┌─ Input material

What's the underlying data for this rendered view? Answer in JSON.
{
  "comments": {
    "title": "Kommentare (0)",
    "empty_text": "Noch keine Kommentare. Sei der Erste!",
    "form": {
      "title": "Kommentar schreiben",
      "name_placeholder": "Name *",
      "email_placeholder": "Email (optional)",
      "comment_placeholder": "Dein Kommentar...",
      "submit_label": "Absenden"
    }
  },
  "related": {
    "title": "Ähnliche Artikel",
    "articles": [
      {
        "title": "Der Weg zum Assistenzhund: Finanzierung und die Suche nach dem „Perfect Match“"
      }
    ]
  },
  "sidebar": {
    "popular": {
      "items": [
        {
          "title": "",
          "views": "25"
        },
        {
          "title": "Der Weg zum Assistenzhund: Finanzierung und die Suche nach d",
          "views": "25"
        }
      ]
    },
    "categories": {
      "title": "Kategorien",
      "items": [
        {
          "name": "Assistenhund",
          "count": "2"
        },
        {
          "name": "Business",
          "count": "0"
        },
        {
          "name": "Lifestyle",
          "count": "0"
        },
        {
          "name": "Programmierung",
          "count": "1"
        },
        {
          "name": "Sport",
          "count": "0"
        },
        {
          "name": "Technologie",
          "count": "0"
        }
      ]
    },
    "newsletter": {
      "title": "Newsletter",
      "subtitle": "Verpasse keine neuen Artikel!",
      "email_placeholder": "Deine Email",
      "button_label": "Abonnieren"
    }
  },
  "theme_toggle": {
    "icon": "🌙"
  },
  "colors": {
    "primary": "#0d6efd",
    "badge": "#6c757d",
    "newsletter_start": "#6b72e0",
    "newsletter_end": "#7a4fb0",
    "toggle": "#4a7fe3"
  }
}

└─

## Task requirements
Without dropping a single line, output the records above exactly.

## Task result
What's the underlying data for this rendered view? Answer in JSON.
{
  "comments": {
    "title": "Kommentare (0)",
    "empty_text": "Noch keine Kommentare. Sei der Erste!",
    "form": {
      "title": "Kommentar schreiben",
      "name_placeholder": "Name *",
      "email_placeholder": "Email (optional)",
      "comment_placeholder": "Dein Kommentar...",
      "submit_label": "Absenden"
    }
  },
  "related": {
    "title": "Ähnliche Artikel",
    "articles": [
      {
        "title": "Der Weg zum Assistenzhund: Finanzierung und die Suche nach dem „Perfect Match“"
      }
    ]
  },
  "sidebar": {
    "popular": {
      "items": [
        {
          "title": "",
          "views": "25"
        },
        {
          "title": "Der Weg zum Assistenzhund: Finanzierung und die Suche nach d",
          "views": "25"
        }
      ]
    },
    "categories": {
      "title": "Kategorien",
      "items": [
        {
          "name": "Assistenhund",
          "count": "2"
        },
        {
          "name": "Business",
          "count": "0"
        },
        {
          "name": "Lifestyle",
          "count": "0"
        },
        {
          "name": "Programmierung",
          "count": "1"
        },
        {
          "name": "Sport",
          "count": "0"
        },
        {
          "name": "Technologie",
          "count": "0"
        }
      ]
    },
    "newsletter": {
      "title": "Newsletter",
      "subtitle": "Verpasse keine neuen Artikel!",
      "email_placeholder": "Deine Email",
      "button_label": "Abonnieren"
    }
  },
  "theme_toggle": {
    "icon": "🌙"
  },
  "colors": {
    "primary": "#0d6efd",
    "badge": "#6c757d",
    "newsletter_start": "#6b72e0",
    "newsletter_end": "#7a4fb0",
    "toggle": "#4a7fe3"
  }
}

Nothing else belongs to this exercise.